Ten-Year Review Focuses on Mechanics, Not Philosophy

The Core Curriculum

From the academic right, left and center, Harvard's Core Curriculum has faced much criticism throughout its 10 years.

But within the Faculty of Arts and Sciences, the Core's 10th anniversary this spring prompted a review that put aside the larger philosophical issues in favor of administrative concerns.

Issued last month, the review was the result of a year-long survey of faculty, teaching staff and student representatives which attempted to evaluate the Core by focusing on details ranging from professors' satisfaction with teaching to the problems associated with section meetings.

The review showed the faculty considering only one significant change--a strengthening of the Core's Quantitative Reasoning Requirement (QRR). Otherwise, the faculty concerned itself not with academic policy, but rather with the mechanics of the Core. In fact, the overriding issue presented by most of the seven sub-areas of the Core was finding enough professors and teaching fellows to staff the courses.

"We are not about to recommend that the Core be abandoned," says Professor of Government Jorge I. Dominguez, who heads the Foreign Cultures subcommittee. "It is not because we forgot to consider the question, but that we decided that [although] it is not a perfect system, [it is] better than the alternatives."


What made the Core unique when it was created in the 1970s--as the brainchild of Geyser University Professor Henry Rosovsky--was that it was not supposed to teach a specific body of knowledge but was designed to teach undergraduates how to approach problems and think analytically.

"These courses aren't designed to teach you about the five most important books ever written," says Susan W. Lewis, director of the Core Program. "They are to get you to look and think critically about whatever it is, whether it is a piece of art, a book, a poem, a philosophical question."

But each area of the Core, responding to the particular constraints of the fields in which it is grounded, has evolved a different interpretation of what it means to teach "approaches to knowledge," according to the review.

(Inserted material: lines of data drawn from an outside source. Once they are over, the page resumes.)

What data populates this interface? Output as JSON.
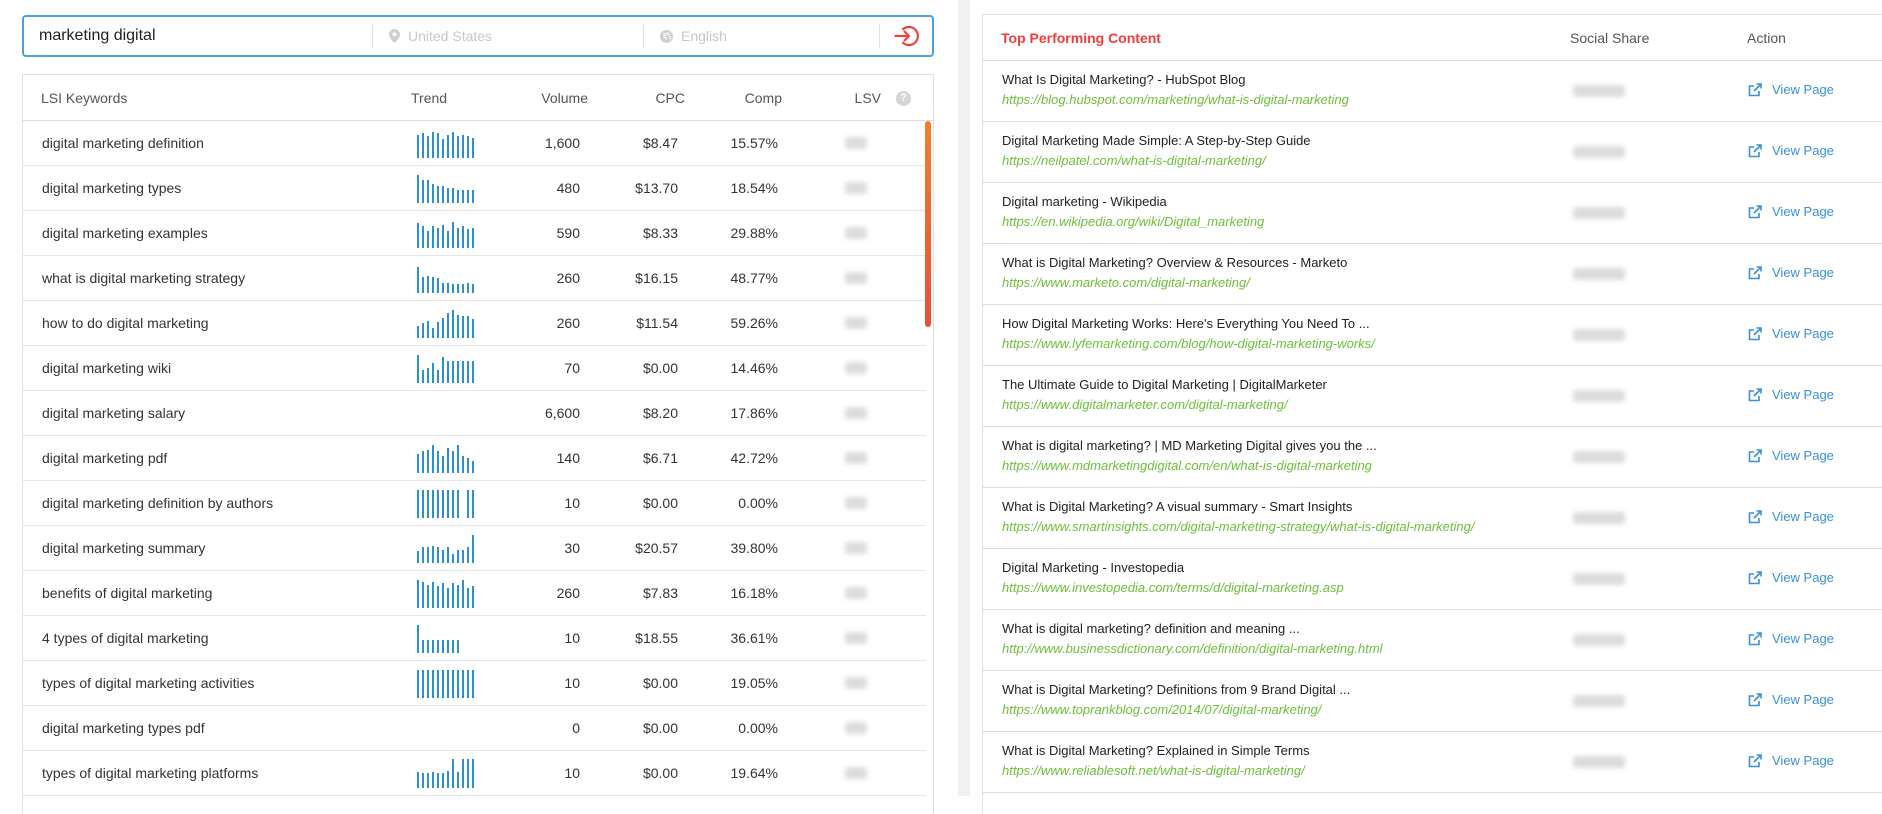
{
  "search": {
    "keyword": "marketing digital",
    "country_placeholder": "United States",
    "language_placeholder": "English",
    "go_icon": "enter-icon"
  },
  "lsi": {
    "headers": {
      "keyword": "LSI Keywords",
      "trend": "Trend",
      "volume": "Volume",
      "cpc": "CPC",
      "comp": "Comp",
      "lsv": "LSV",
      "help": "?"
    },
    "rows": [
      {
        "keyword": "digital marketing definition",
        "volume": "1,600",
        "cpc": "$8.47",
        "comp": "15.57%",
        "trend": [
          0.8,
          0.85,
          0.75,
          0.9,
          0.85,
          0.65,
          0.8,
          0.9,
          0.75,
          0.8,
          0.75,
          0.7
        ]
      },
      {
        "keyword": "digital marketing types",
        "volume": "480",
        "cpc": "$13.70",
        "comp": "18.54%",
        "trend": [
          0.95,
          0.8,
          0.8,
          0.65,
          0.6,
          0.6,
          0.5,
          0.5,
          0.45,
          0.45,
          0.45,
          0.45
        ]
      },
      {
        "keyword": "digital marketing examples",
        "volume": "590",
        "cpc": "$8.33",
        "comp": "29.88%",
        "trend": [
          0.85,
          0.75,
          0.6,
          0.75,
          0.7,
          0.8,
          0.6,
          0.9,
          0.7,
          0.75,
          0.65,
          0.7
        ]
      },
      {
        "keyword": "what is digital marketing strategy",
        "volume": "260",
        "cpc": "$16.15",
        "comp": "48.77%",
        "trend": [
          0.9,
          0.55,
          0.6,
          0.55,
          0.5,
          0.35,
          0.35,
          0.3,
          0.3,
          0.3,
          0.35,
          0.3
        ]
      },
      {
        "keyword": "how to do digital marketing",
        "volume": "260",
        "cpc": "$11.54",
        "comp": "59.26%",
        "trend": [
          0.4,
          0.5,
          0.6,
          0.35,
          0.55,
          0.7,
          0.85,
          0.95,
          0.8,
          0.75,
          0.75,
          0.65
        ]
      },
      {
        "keyword": "digital marketing wiki",
        "volume": "70",
        "cpc": "$0.00",
        "comp": "14.46%",
        "trend": [
          0.95,
          0.45,
          0.5,
          0.7,
          0.45,
          0.9,
          0.75,
          0.75,
          0.75,
          0.75,
          0.75,
          0.75
        ]
      },
      {
        "keyword": "digital marketing salary",
        "volume": "6,600",
        "cpc": "$8.20",
        "comp": "17.86%",
        "trend": []
      },
      {
        "keyword": "digital marketing pdf",
        "volume": "140",
        "cpc": "$6.71",
        "comp": "42.72%",
        "trend": [
          0.65,
          0.75,
          0.8,
          0.95,
          0.75,
          0.6,
          0.85,
          0.75,
          0.95,
          0.6,
          0.5,
          0.4
        ]
      },
      {
        "keyword": "digital marketing definition by authors",
        "volume": "10",
        "cpc": "$0.00",
        "comp": "0.00%",
        "trend": [
          0.95,
          0.95,
          0.95,
          0.95,
          0.95,
          0.95,
          0.95,
          0.95,
          0.95,
          0.0,
          0.95,
          0.95
        ]
      },
      {
        "keyword": "digital marketing summary",
        "volume": "30",
        "cpc": "$20.57",
        "comp": "39.80%",
        "trend": [
          0.4,
          0.55,
          0.55,
          0.6,
          0.55,
          0.45,
          0.55,
          0.3,
          0.45,
          0.45,
          0.55,
          0.95
        ]
      },
      {
        "keyword": "benefits of digital marketing",
        "volume": "260",
        "cpc": "$7.83",
        "comp": "16.18%",
        "trend": [
          0.95,
          0.9,
          0.8,
          0.9,
          0.75,
          0.85,
          0.7,
          0.85,
          0.8,
          0.95,
          0.7,
          0.75
        ]
      },
      {
        "keyword": "4 types of digital marketing",
        "volume": "10",
        "cpc": "$18.55",
        "comp": "36.61%",
        "trend": [
          0.95,
          0.45,
          0.45,
          0.45,
          0.45,
          0.45,
          0.45,
          0.45,
          0.45
        ]
      },
      {
        "keyword": "types of digital marketing activities",
        "volume": "10",
        "cpc": "$0.00",
        "comp": "19.05%",
        "trend": [
          0.95,
          0.95,
          0.95,
          0.95,
          0.95,
          0.95,
          0.95,
          0.95,
          0.95,
          0.95,
          0.95,
          0.95
        ]
      },
      {
        "keyword": "digital marketing types pdf",
        "volume": "0",
        "cpc": "$0.00",
        "comp": "0.00%",
        "trend": []
      },
      {
        "keyword": "types of digital marketing platforms",
        "volume": "10",
        "cpc": "$0.00",
        "comp": "19.64%",
        "trend": [
          0.55,
          0.5,
          0.5,
          0.55,
          0.5,
          0.5,
          0.6,
          1.0,
          0.55,
          1.0,
          1.0,
          1.0
        ]
      }
    ]
  },
  "content": {
    "headers": {
      "title": "Top Performing Content",
      "share": "Social Share",
      "action": "Action"
    },
    "view_label": "View Page",
    "rows": [
      {
        "title": "What Is Digital Marketing? - HubSpot Blog",
        "url": "https://blog.hubspot.com/marketing/what-is-digital-marketing"
      },
      {
        "title": "Digital Marketing Made Simple: A Step-by-Step Guide",
        "url": "https://neilpatel.com/what-is-digital-marketing/"
      },
      {
        "title": "Digital marketing - Wikipedia",
        "url": "https://en.wikipedia.org/wiki/Digital_marketing"
      },
      {
        "title": "What is Digital Marketing? Overview & Resources - Marketo",
        "url": "https://www.marketo.com/digital-marketing/"
      },
      {
        "title": "How Digital Marketing Works: Here's Everything You Need To ...",
        "url": "https://www.lyfemarketing.com/blog/how-digital-marketing-works/"
      },
      {
        "title": "The Ultimate Guide to Digital Marketing | DigitalMarketer",
        "url": "https://www.digitalmarketer.com/digital-marketing/"
      },
      {
        "title": "What is digital marketing? | MD Marketing Digital gives you the ...",
        "url": "https://www.mdmarketingdigital.com/en/what-is-digital-marketing"
      },
      {
        "title": "What is Digital Marketing? A visual summary - Smart Insights",
        "url": "https://www.smartinsights.com/digital-marketing-strategy/what-is-digital-marketing/"
      },
      {
        "title": "Digital Marketing - Investopedia",
        "url": "https://www.investopedia.com/terms/d/digital-marketing.asp"
      },
      {
        "title": "What is digital marketing? definition and meaning ...",
        "url": "http://www.businessdictionary.com/definition/digital-marketing.html"
      },
      {
        "title": "What is Digital Marketing? Definitions from 9 Brand Digital ...",
        "url": "https://www.toprankblog.com/2014/07/digital-marketing/"
      },
      {
        "title": "What is Digital Marketing? Explained in Simple Terms",
        "url": "https://www.reliablesoft.net/what-is-digital-marketing/"
      }
    ]
  },
  "colors": {
    "accent": "#4aa3df",
    "brand_red": "#ef3d3d",
    "url_green": "#6dbf3a",
    "link_blue": "#3a8fd9",
    "trend_bar": "#2b8fd0"
  }
}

For example, the Science subcommittee, more so than the others, presents concerns in the review that are oriented toward the practical needs of future scientists and communicating a specific body of information to non-scientists.

In the Literature and Arts area, however, "the stress [was] on conceptualization and methodology as opposed to learning the material," the review says.

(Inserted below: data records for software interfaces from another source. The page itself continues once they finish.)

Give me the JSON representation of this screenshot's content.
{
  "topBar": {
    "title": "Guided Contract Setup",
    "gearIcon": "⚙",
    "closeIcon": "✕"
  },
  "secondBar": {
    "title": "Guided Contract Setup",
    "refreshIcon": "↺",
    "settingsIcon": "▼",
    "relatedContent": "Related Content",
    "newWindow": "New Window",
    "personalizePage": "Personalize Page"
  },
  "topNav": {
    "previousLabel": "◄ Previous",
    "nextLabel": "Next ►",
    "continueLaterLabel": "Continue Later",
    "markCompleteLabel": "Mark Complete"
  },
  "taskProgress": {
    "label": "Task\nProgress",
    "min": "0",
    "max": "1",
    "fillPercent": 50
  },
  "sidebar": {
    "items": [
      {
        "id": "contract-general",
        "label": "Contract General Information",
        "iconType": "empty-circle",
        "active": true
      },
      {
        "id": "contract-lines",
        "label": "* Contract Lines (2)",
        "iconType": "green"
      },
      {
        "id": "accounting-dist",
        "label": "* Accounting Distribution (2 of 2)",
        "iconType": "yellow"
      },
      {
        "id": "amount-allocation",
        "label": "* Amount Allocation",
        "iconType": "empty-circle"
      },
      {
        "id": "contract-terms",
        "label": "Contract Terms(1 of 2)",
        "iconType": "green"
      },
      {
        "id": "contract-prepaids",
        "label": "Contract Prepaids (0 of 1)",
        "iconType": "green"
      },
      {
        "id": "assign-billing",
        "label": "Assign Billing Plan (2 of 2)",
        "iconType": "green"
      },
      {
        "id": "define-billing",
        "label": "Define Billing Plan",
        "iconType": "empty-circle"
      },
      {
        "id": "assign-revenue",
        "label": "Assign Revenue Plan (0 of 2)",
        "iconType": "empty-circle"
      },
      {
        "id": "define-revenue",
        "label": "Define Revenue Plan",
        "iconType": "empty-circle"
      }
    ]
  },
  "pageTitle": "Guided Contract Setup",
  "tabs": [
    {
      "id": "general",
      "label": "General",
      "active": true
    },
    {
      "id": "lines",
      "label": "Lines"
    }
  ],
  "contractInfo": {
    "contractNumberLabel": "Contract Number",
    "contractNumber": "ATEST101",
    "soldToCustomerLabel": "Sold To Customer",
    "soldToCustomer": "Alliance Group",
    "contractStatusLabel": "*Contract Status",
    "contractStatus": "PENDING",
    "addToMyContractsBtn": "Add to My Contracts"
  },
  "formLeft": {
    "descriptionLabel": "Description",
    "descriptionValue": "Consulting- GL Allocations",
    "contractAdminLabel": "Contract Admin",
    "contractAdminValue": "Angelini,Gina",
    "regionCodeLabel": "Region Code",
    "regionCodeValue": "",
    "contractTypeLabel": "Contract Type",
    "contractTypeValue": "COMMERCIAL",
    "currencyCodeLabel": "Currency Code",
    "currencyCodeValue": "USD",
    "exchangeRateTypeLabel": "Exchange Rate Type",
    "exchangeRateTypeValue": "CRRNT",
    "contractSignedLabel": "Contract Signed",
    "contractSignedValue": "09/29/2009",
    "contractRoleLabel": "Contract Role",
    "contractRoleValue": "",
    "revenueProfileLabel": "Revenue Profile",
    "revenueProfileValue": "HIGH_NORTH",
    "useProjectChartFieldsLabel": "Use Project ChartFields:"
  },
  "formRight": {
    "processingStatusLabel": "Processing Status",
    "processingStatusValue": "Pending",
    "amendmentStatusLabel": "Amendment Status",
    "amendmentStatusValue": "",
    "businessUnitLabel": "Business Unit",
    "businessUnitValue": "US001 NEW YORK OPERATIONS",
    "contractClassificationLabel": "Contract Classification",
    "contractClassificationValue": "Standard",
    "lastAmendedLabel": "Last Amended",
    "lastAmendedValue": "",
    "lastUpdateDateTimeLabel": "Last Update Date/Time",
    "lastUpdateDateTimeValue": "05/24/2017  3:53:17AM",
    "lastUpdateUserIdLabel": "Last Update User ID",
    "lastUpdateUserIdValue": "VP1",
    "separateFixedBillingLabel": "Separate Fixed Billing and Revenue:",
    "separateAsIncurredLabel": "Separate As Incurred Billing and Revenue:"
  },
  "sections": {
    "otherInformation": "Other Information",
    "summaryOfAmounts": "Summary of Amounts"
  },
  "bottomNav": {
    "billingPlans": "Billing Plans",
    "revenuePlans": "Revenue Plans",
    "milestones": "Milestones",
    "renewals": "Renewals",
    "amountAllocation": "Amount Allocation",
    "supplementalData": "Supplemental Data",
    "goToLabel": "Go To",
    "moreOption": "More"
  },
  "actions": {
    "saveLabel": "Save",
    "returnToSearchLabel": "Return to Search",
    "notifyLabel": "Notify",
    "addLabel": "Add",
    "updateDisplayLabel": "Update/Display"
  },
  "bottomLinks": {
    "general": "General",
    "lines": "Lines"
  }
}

But in this Core area it is most evident that, 10 years after the inception of the Core, there are some Harvard faculty members who still favor "the 100 great books concept" over teaching ways of reasoning.

"There were a few [faculty members in Literature and Arts] who deplored the stress on methodology and would favor a return to 'important works' as such," the report says. "This tendency is related to the few, but insistent, voices that request the return of survey courses."

And those few in the faculty who oppose the Core have many allies in the world of education.

The Core philosophy has drawn harsh criticism from the academic right, including former Secretary of Education William J. Bennett, who has tagged the program "Core lite."

Speaking at Harvard as part of the College's 350th anniversary celebration in 1986, Bennett said that an undergraduate academic program should provide students with a structured curriculum that would familiarize them with major topics in Western culture.